◆ Problem details ◆
Every line below that includes the word "JSON" needs to be copied.

----- Input

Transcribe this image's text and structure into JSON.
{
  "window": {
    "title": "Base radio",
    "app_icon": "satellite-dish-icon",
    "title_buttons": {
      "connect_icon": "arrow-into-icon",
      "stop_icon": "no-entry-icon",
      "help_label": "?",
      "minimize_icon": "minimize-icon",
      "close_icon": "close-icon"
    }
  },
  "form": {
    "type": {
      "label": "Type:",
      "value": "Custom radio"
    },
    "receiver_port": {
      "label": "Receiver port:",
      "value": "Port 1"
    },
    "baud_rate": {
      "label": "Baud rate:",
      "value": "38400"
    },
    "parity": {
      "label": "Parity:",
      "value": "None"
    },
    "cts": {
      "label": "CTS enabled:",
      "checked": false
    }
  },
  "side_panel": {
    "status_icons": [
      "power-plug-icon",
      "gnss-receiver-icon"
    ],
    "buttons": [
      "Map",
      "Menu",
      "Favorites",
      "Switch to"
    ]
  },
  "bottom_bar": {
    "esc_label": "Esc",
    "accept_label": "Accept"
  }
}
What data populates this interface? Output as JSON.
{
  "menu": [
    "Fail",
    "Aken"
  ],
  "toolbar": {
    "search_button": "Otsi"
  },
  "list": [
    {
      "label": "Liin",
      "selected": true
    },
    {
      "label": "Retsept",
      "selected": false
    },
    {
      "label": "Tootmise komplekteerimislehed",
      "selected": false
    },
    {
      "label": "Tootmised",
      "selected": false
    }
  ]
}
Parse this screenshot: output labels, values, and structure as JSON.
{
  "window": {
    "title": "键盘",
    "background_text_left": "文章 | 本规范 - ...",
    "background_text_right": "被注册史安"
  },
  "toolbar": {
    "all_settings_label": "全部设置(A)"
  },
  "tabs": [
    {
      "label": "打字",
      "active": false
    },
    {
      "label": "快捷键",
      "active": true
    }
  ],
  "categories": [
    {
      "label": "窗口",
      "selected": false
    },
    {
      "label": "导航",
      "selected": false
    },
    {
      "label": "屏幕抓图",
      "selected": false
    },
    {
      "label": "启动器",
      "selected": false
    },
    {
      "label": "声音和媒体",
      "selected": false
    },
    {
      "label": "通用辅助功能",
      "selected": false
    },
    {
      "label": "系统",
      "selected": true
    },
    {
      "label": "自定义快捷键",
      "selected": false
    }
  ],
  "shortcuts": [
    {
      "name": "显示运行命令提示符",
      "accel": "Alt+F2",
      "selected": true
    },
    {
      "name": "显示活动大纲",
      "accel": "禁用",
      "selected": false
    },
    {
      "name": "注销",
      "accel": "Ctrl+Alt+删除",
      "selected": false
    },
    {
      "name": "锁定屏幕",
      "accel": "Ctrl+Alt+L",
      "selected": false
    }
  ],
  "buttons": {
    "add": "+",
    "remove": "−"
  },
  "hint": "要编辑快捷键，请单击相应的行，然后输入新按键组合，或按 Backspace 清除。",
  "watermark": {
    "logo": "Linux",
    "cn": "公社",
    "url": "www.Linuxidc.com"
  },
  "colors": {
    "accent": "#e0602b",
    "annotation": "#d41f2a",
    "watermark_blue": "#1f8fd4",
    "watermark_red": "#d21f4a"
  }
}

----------

◆ Task answer ◆
Transcribe this image's text and structure into JSON.
What data populates this interface? Output as JSON.
Parse this screenshot: output labels, values, and structure as JSON.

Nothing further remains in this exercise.